*** Opening LISTED RECORDS ***

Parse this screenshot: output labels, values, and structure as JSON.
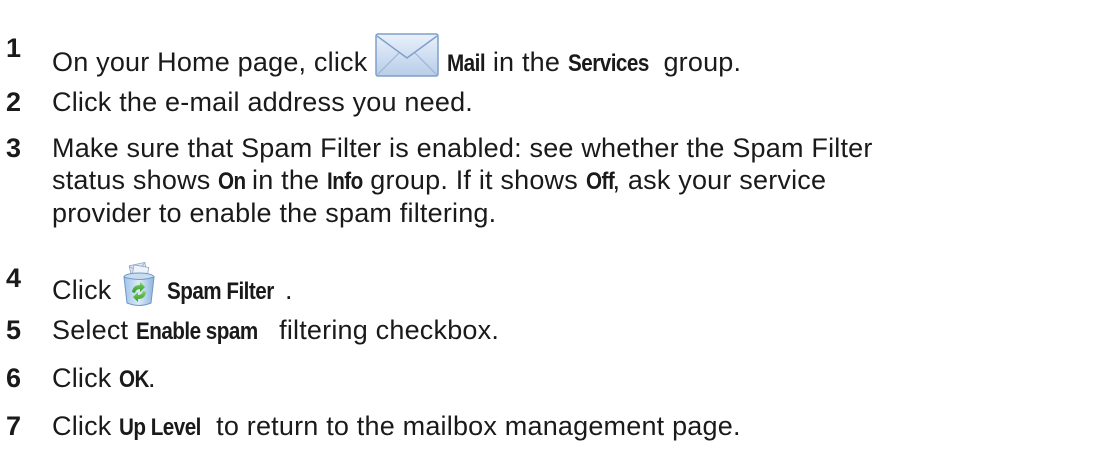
{
  "steps": [
    {
      "number": "1",
      "parts": {
        "a": "On your Home page, click ",
        "icon": "envelope-icon",
        "b": "Mail",
        "c": " in the ",
        "d": "Services",
        "e": " group."
      }
    },
    {
      "number": "2",
      "parts": {
        "a": "Click the e-mail address you need."
      }
    },
    {
      "number": "3",
      "lines": [
        {
          "a": "Make sure that Spam Filter is enabled: see whether the Spam Filter"
        },
        {
          "a": "status shows ",
          "b": "On",
          "c": " in the ",
          "d": "Info",
          "e": " group. If it shows ",
          "f": "Off",
          "g": ", ask your service"
        },
        {
          "a": "provider to enable the spam filtering."
        }
      ]
    },
    {
      "number": "4",
      "parts": {
        "a": "Click ",
        "icon": "recycle-bin-icon",
        "b": "Spam Filter",
        "c": "."
      }
    },
    {
      "number": "5",
      "parts": {
        "a": "Select ",
        "b": "Enable spam",
        "c": " filtering checkbox."
      }
    },
    {
      "number": "6",
      "parts": {
        "a": "Click ",
        "b": "OK",
        "c": "."
      }
    },
    {
      "number": "7",
      "parts": {
        "a": "Click ",
        "b": "Up Level",
        "c": " to return to the mailbox management page."
      }
    }
  ]
}
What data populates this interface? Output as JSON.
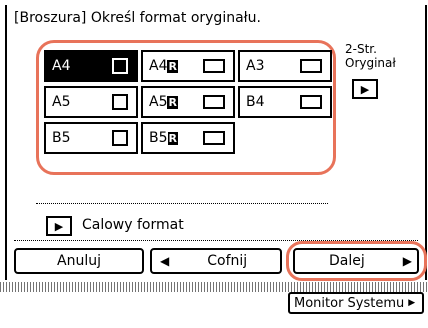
{
  "title": "[Broszura] Określ format oryginału.",
  "paper_sizes": [
    {
      "label": "A4",
      "bold_suffix": "",
      "orientation": "portrait",
      "selected": true
    },
    {
      "label": "A4",
      "bold_suffix": "R",
      "orientation": "landscape",
      "selected": false
    },
    {
      "label": "A3",
      "bold_suffix": "",
      "orientation": "landscape",
      "selected": false
    },
    {
      "label": "A5",
      "bold_suffix": "",
      "orientation": "portrait",
      "selected": false
    },
    {
      "label": "A5",
      "bold_suffix": "R",
      "orientation": "landscape",
      "selected": false
    },
    {
      "label": "B4",
      "bold_suffix": "",
      "orientation": "landscape",
      "selected": false
    },
    {
      "label": "B5",
      "bold_suffix": "",
      "orientation": "portrait",
      "selected": false
    },
    {
      "label": "B5",
      "bold_suffix": "R",
      "orientation": "landscape",
      "selected": false
    }
  ],
  "two_sided": {
    "line1": "2-Str.",
    "line2": "Oryginał",
    "icon": "arrow-right-icon"
  },
  "inch_format": {
    "label": "Calowy format",
    "icon": "arrow-right-icon"
  },
  "nav": {
    "cancel": "Anuluj",
    "back": "Cofnij",
    "next": "Dalej"
  },
  "status": {
    "monitor": "Monitor Systemu"
  },
  "colors": {
    "highlight": "#e8735a"
  }
}
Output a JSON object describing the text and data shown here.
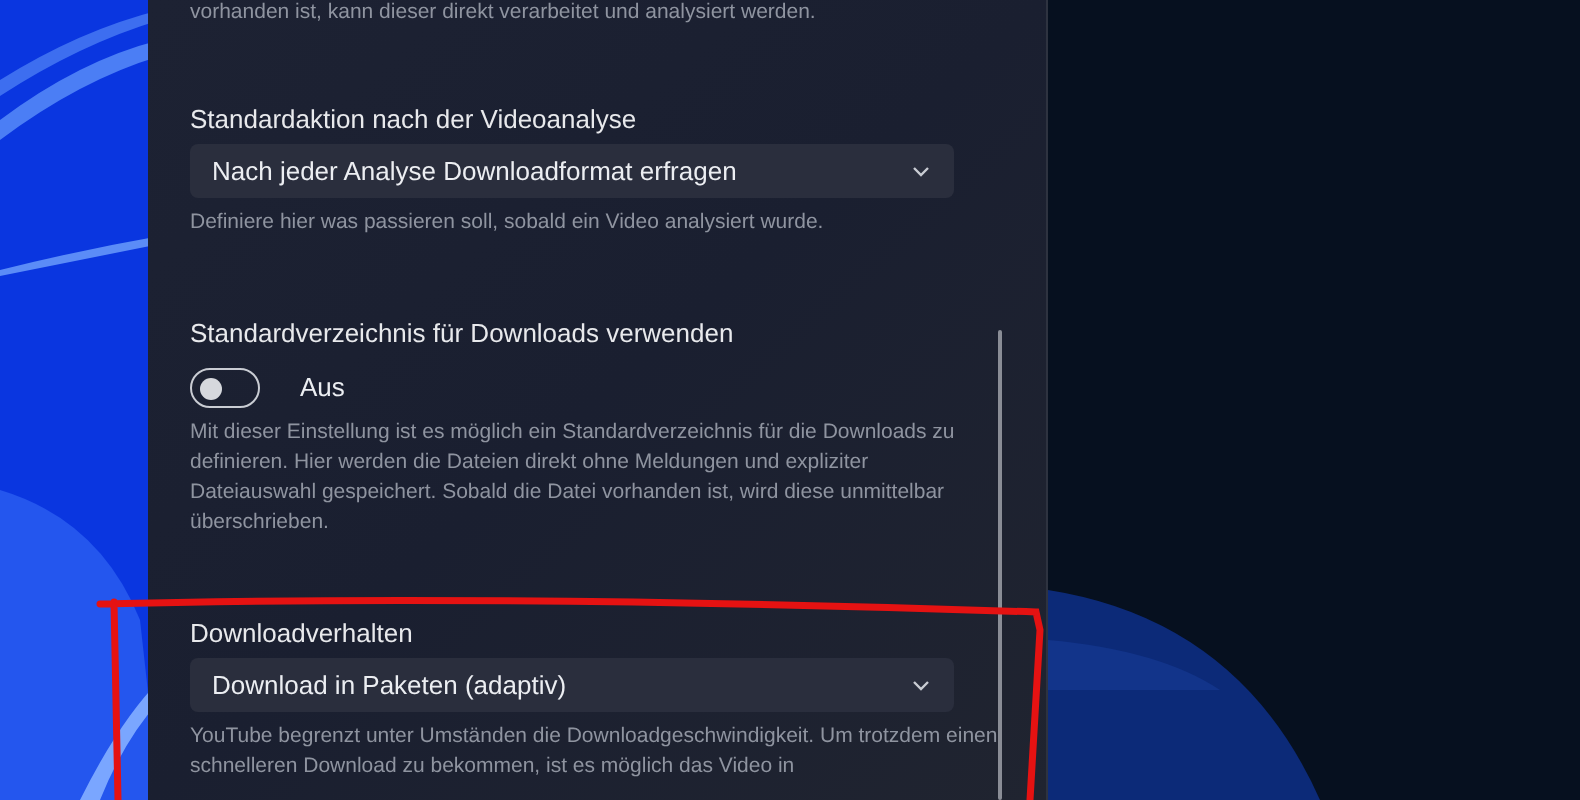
{
  "top_description_fragment": "vorhanden ist, kann dieser direkt verarbeitet und analysiert werden.",
  "settings": [
    {
      "kind": "dropdown",
      "label": "Standardaktion nach der Videoanalyse",
      "value": "Nach jeder Analyse Downloadformat erfragen",
      "description": "Definiere hier was passieren soll, sobald ein Video analysiert wurde."
    },
    {
      "kind": "toggle",
      "label": "Standardverzeichnis für Downloads verwenden",
      "on": false,
      "state_text": "Aus",
      "description": "Mit dieser Einstellung ist es möglich ein Standardverzeichnis für die Downloads zu definieren. Hier werden die Dateien direkt ohne Meldungen und expliziter Dateiauswahl gespeichert. Sobald die Datei vorhanden ist, wird diese unmittelbar überschrieben."
    },
    {
      "kind": "dropdown",
      "label": "Downloadverhalten",
      "value": "Download in Paketen (adaptiv)",
      "description": "YouTube begrenzt unter Umständen die Downloadgeschwindigkeit. Um trotzdem einen schnelleren Download zu bekommen, ist es möglich das Video in"
    }
  ]
}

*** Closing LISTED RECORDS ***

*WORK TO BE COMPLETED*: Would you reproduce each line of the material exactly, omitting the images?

*SOLUTION FOR THIS EXERCISE*:
Parse this screenshot: output labels, values, and structure as JSON.
{
  "steps": [
    {
      "number": "1",
      "parts": {
        "a": "On your Home page, click ",
        "icon": "envelope-icon",
        "b": "Mail",
        "c": " in the ",
        "d": "Services",
        "e": " group."
      }
    },
    {
      "number": "2",
      "parts": {
        "a": "Click the e-mail address you need."
      }
    },
    {
      "number": "3",
      "lines": [
        {
          "a": "Make sure that Spam Filter is enabled: see whether the Spam Filter"
        },
        {
          "a": "status shows ",
          "b": "On",
          "c": " in the ",
          "d": "Info",
          "e": " group. If it shows ",
          "f": "Off",
          "g": ", ask your service"
        },
        {
          "a": "provider to enable the spam filtering."
        }
      ]
    },
    {
      "number": "4",
      "parts": {
        "a": "Click ",
        "icon": "recycle-bin-icon",
        "b": "Spam Filter",
        "c": "."
      }
    },
    {
      "number": "5",
      "parts": {
        "a": "Select ",
        "b": "Enable spam",
        "c": " filtering checkbox."
      }
    },
    {
      "number": "6",
      "parts": {
        "a": "Click ",
        "b": "OK",
        "c": "."
      }
    },
    {
      "number": "7",
      "parts": {
        "a": "Click ",
        "b": "Up Level",
        "c": " to return to the mailbox management page."
      }
    }
  ]
}
What data populates this interface? Output as JSON.
{
  "title": "[Broszura] Określ format oryginału.",
  "paper_sizes": [
    {
      "label": "A4",
      "bold_suffix": "",
      "orientation": "portrait",
      "selected": true
    },
    {
      "label": "A4",
      "bold_suffix": "R",
      "orientation": "landscape",
      "selected": false
    },
    {
      "label": "A3",
      "bold_suffix": "",
      "orientation": "landscape",
      "selected": false
    },
    {
      "label": "A5",
      "bold_suffix": "",
      "orientation": "portrait",
      "selected": false
    },
    {
      "label": "A5",
      "bold_suffix": "R",
      "orientation": "landscape",
      "selected": false
    },
    {
      "label": "B4",
      "bold_suffix": "",
      "orientation": "landscape",
      "selected": false
    },
    {
      "label": "B5",
      "bold_suffix": "",
      "orientation": "portrait",
      "selected": false
    },
    {
      "label": "B5",
      "bold_suffix": "R",
      "orientation": "landscape",
      "selected": false
    }
  ],
  "two_sided": {
    "line1": "2-Str.",
    "line2": "Oryginał",
    "icon": "arrow-right-icon"
  },
  "inch_format": {
    "label": "Calowy format",
    "icon": "arrow-right-icon"
  },
  "nav": {
    "cancel": "Anuluj",
    "back": "Cofnij",
    "next": "Dalej"
  },
  "status": {
    "monitor": "Monitor Systemu"
  },
  "colors": {
    "highlight": "#e8735a"
  }
}
Output a JSON object describing the text and data shown here.
{
  "top_description_fragment": "vorhanden ist, kann dieser direkt verarbeitet und analysiert werden.",
  "settings": [
    {
      "kind": "dropdown",
      "label": "Standardaktion nach der Videoanalyse",
      "value": "Nach jeder Analyse Downloadformat erfragen",
      "description": "Definiere hier was passieren soll, sobald ein Video analysiert wurde."
    },
    {
      "kind": "toggle",
      "label": "Standardverzeichnis für Downloads verwenden",
      "on": false,
      "state_text": "Aus",
      "description": "Mit dieser Einstellung ist es möglich ein Standardverzeichnis für die Downloads zu definieren. Hier werden die Dateien direkt ohne Meldungen und expliziter Dateiauswahl gespeichert. Sobald die Datei vorhanden ist, wird diese unmittelbar überschrieben."
    },
    {
      "kind": "dropdown",
      "label": "Downloadverhalten",
      "value": "Download in Paketen (adaptiv)",
      "description": "YouTube begrenzt unter Umständen die Downloadgeschwindigkeit. Um trotzdem einen schnelleren Download zu bekommen, ist es möglich das Video in"
    }
  ]
}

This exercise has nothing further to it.